Fed. R. Civ. P. 15(c) provides in part that whenever a claim or defense asserted in an amended pleading arose out of the conduct, transaction, or occurrence set forth or attempted to be set forth in the original pleading, the amendment relates back to the date of the original pleading. Rule 15(c) is built upon the premise that once notified of pending litigation over particular conduct or a certain transaction or occurrence, the defendant has been given all the notice required for purposes of the statute of limitations. The linchpin to Rule 15(c) is notice before the limitations period expires. Relation back does not offend the notice policies underlying a statute of limitations if the original complaint fairly discloses the general fact situation out of which the new claims arise. Amendments will relate back if they only flesh out the factual details, change the legal theory, or add another claim arising out of the same transaction, occurrence, or conduct. Relation back is denied those amendments that are based on entirely different facts, transactions, and occurrences.
The employee filed an action against the employer, alleging that his termination was taken in connection with certain fraudulent misrepresentations, was in breach of an implied contract of employment, and was in violation of the Age Discrimination in Employment Act (ADEA), 29 U.S.C.S. § 621 et seq. The employer moved for summary judgment on the employee's claims for breach of an implied contract and fraud, however, this was denied on the breach of an implied contract claim on the theory that the written employment agreement between the parties was modified by implication.
Is the doctrine of Relation Back covered under a new cause of action that is substantially different?
Looking back at the plaintiff's original complaint, he limited his factual allegations to his termination on January 20, 1988, to the reasons given for his termination, to his replacement being younger, and to the defendant's actions being in breach of his employment contract. All alleged events occurred on January 20, 1988, or after. The complaint made no reference to any transactions or events occurring in 1984 or 1985. None of the claims were based on promises by defendant that plaintiff would always have employment with it. Not until his amended complaint, did plaintiff ever allege that defendant's agents made fraudulent statements to him prior to his discharge. For that matter, plaintiff never sought damages for lost employment opportunities until he added his new claim for fraud. The above conclusion is consistent with how other courts have applied Rule 15(c) in employment discharge or discrimination cases.
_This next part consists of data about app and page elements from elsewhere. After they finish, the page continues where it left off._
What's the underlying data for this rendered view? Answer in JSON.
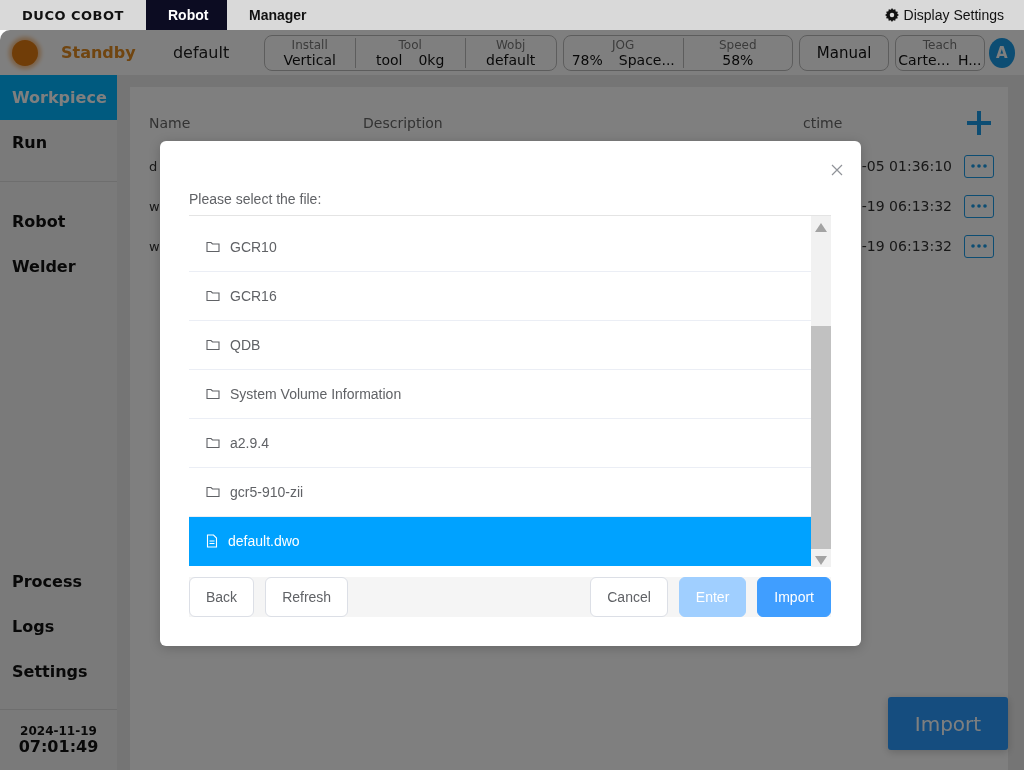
{
  "top_bar": {
    "logo": "DUCO COBOT",
    "tabs": [
      {
        "label": "Robot",
        "selected": true
      },
      {
        "label": "Manager",
        "selected": false
      }
    ],
    "display_settings": "Display Settings"
  },
  "status_bar": {
    "state": "Standby",
    "program": "default",
    "groups": [
      {
        "kind": "fields",
        "fields": [
          {
            "label": "Install",
            "values": [
              "Vertical"
            ]
          },
          {
            "label": "Tool",
            "values": [
              "tool",
              "0kg"
            ]
          },
          {
            "label": "Wobj",
            "values": [
              "default"
            ]
          }
        ]
      },
      {
        "kind": "fields",
        "fields": [
          {
            "label": "JOG",
            "values": [
              "78%",
              "Space..."
            ]
          },
          {
            "label": "Speed",
            "values": [
              "58%"
            ]
          }
        ]
      },
      {
        "kind": "button",
        "label": "Manual"
      },
      {
        "kind": "fields",
        "fields": [
          {
            "label": "Teach",
            "values": [
              "Carte...",
              "H..."
            ]
          }
        ]
      }
    ],
    "user": "A"
  },
  "sidebar": {
    "sections": [
      {
        "items": [
          {
            "label": "Workpiece",
            "selected": true
          },
          {
            "label": "Run",
            "selected": false
          }
        ]
      },
      {
        "items": [
          {
            "label": "Robot",
            "selected": false
          },
          {
            "label": "Welder",
            "selected": false
          }
        ]
      },
      {
        "items": [
          {
            "label": "Process",
            "selected": false
          },
          {
            "label": "Logs",
            "selected": false
          },
          {
            "label": "Settings",
            "selected": false
          }
        ]
      }
    ],
    "date": "2024-11-19",
    "time": "07:01:49"
  },
  "table": {
    "columns": [
      "Name",
      "Description",
      "ctime"
    ],
    "rows": [
      {
        "name": "d",
        "ctime": "-05 01:36:10"
      },
      {
        "name": "w",
        "ctime": "-19 06:13:32"
      },
      {
        "name": "w",
        "ctime": "-19 06:13:32"
      }
    ],
    "import_button": "Import"
  },
  "dialog": {
    "prompt": "Please select the file:",
    "files": [
      {
        "kind": "folder",
        "name": "GCR10",
        "selected": false
      },
      {
        "kind": "folder",
        "name": "GCR16",
        "selected": false
      },
      {
        "kind": "folder",
        "name": "QDB",
        "selected": false
      },
      {
        "kind": "folder",
        "name": "System Volume Information",
        "selected": false
      },
      {
        "kind": "folder",
        "name": "a2.9.4",
        "selected": false
      },
      {
        "kind": "folder",
        "name": "gcr5-910-zii",
        "selected": false
      },
      {
        "kind": "file",
        "name": "default.dwo",
        "selected": true
      }
    ],
    "left_buttons": [
      "Back",
      "Refresh"
    ],
    "right_buttons": [
      {
        "label": "Cancel",
        "kind": "plain",
        "disabled": false
      },
      {
        "label": "Enter",
        "kind": "primary",
        "disabled": true
      },
      {
        "label": "Import",
        "kind": "primary",
        "disabled": false
      }
    ]
  }
}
Relation back is permitted when the amendments simply allege another unlawful motive for the same adverse employment action. Courts have denied relation back when the amended claims are based on actions of the employer that are substantially different in kind or time.